◆ **Data shown**
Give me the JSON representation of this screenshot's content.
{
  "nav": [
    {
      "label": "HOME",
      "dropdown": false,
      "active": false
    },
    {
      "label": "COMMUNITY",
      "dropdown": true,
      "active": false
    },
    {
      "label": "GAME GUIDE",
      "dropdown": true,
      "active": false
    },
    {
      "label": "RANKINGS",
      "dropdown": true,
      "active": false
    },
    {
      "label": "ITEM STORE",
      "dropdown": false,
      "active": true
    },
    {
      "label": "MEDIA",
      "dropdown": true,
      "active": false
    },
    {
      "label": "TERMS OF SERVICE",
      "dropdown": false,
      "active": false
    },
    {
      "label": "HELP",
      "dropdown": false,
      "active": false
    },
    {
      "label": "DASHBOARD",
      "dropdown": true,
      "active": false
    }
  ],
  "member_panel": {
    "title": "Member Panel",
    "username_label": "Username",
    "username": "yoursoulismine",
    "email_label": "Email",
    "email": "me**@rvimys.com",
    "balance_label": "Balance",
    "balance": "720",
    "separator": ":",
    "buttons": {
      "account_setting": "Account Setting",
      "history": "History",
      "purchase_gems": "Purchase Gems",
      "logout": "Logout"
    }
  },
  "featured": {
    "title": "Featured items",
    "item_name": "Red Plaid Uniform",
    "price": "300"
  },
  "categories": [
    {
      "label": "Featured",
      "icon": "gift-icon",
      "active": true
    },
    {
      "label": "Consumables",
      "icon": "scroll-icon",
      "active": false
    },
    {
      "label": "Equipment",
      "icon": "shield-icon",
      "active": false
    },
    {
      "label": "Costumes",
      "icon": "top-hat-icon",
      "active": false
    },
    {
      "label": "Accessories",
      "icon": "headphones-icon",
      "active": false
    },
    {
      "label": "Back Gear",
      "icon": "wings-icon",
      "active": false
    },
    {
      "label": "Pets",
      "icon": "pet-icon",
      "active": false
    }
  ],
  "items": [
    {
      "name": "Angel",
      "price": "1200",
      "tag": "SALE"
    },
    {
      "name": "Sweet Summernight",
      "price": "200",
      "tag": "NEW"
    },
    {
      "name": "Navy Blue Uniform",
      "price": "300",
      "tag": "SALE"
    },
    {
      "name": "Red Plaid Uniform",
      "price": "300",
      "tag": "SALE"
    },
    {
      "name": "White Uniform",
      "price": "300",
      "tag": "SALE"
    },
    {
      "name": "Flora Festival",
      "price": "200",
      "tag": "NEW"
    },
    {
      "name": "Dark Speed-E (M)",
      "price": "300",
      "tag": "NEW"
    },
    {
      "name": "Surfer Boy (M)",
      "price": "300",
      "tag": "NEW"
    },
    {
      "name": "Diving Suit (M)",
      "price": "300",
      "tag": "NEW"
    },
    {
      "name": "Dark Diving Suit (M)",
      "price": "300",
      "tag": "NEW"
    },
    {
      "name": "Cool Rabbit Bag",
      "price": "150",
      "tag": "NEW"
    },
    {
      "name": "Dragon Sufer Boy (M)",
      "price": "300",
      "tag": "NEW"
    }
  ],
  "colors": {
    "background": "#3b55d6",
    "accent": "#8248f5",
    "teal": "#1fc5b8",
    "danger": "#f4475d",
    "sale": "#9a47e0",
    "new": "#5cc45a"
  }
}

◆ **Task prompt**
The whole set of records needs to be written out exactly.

◆ **Answer below**
Give me the JSON representation of this screenshot's content.
{
  "nav": [
    {
      "label": "HOME",
      "dropdown": false,
      "active": false
    },
    {
      "label": "COMMUNITY",
      "dropdown": true,
      "active": false
    },
    {
      "label": "GAME GUIDE",
      "dropdown": true,
      "active": false
    },
    {
      "label": "RANKINGS",
      "dropdown": true,
      "active": false
    },
    {
      "label": "ITEM STORE",
      "dropdown": false,
      "active": true
    },
    {
      "label": "MEDIA",
      "dropdown": true,
      "active": false
    },
    {
      "label": "TERMS OF SERVICE",
      "dropdown": false,
      "active": false
    },
    {
      "label": "HELP",
      "dropdown": false,
      "active": false
    },
    {
      "label": "DASHBOARD",
      "dropdown": true,
      "active": false
    }
  ],
  "member_panel": {
    "title": "Member Panel",
    "username_label": "Username",
    "username": "yoursoulismine",
    "email_label": "Email",
    "email": "me**@rvimys.com",
    "balance_label": "Balance",
    "balance": "720",
    "separator": ":",
    "buttons": {
      "account_setting": "Account Setting",
      "history": "History",
      "purchase_gems": "Purchase Gems",
      "logout": "Logout"
    }
  },
  "featured": {
    "title": "Featured items",
    "item_name": "Red Plaid Uniform",
    "price": "300"
  },
  "categories": [
    {
      "label": "Featured",
      "icon": "gift-icon",
      "active": true
    },
    {
      "label": "Consumables",
      "icon": "scroll-icon",
      "active": false
    },
    {
      "label": "Equipment",
      "icon": "shield-icon",
      "active": false
    },
    {
      "label": "Costumes",
      "icon": "top-hat-icon",
      "active": false
    },
    {
      "label": "Accessories",
      "icon": "headphones-icon",
      "active": false
    },
    {
      "label": "Back Gear",
      "icon": "wings-icon",
      "active": false
    },
    {
      "label": "Pets",
      "icon": "pet-icon",
      "active": false
    }
  ],
  "items": [
    {
      "name": "Angel",
      "price": "1200",
      "tag": "SALE"
    },
    {
      "name": "Sweet Summernight",
      "price": "200",
      "tag": "NEW"
    },
    {
      "name": "Navy Blue Uniform",
      "price": "300",
      "tag": "SALE"
    },
    {
      "name": "Red Plaid Uniform",
      "price": "300",
      "tag": "SALE"
    },
    {
      "name": "White Uniform",
      "price": "300",
      "tag": "SALE"
    },
    {
      "name": "Flora Festival",
      "price": "200",
      "tag": "NEW"
    },
    {
      "name": "Dark Speed-E (M)",
      "price": "300",
      "tag": "NEW"
    },
    {
      "name": "Surfer Boy (M)",
      "price": "300",
      "tag": "NEW"
    },
    {
      "name": "Diving Suit (M)",
      "price": "300",
      "tag": "NEW"
    },
    {
      "name": "Dark Diving Suit (M)",
      "price": "300",
      "tag": "NEW"
    },
    {
      "name": "Cool Rabbit Bag",
      "price": "150",
      "tag": "NEW"
    },
    {
      "name": "Dragon Sufer Boy (M)",
      "price": "300",
      "tag": "NEW"
    }
  ],
  "colors": {
    "background": "#3b55d6",
    "accent": "#8248f5",
    "teal": "#1fc5b8",
    "danger": "#f4475d",
    "sale": "#9a47e0",
    "new": "#5cc45a"
  }
}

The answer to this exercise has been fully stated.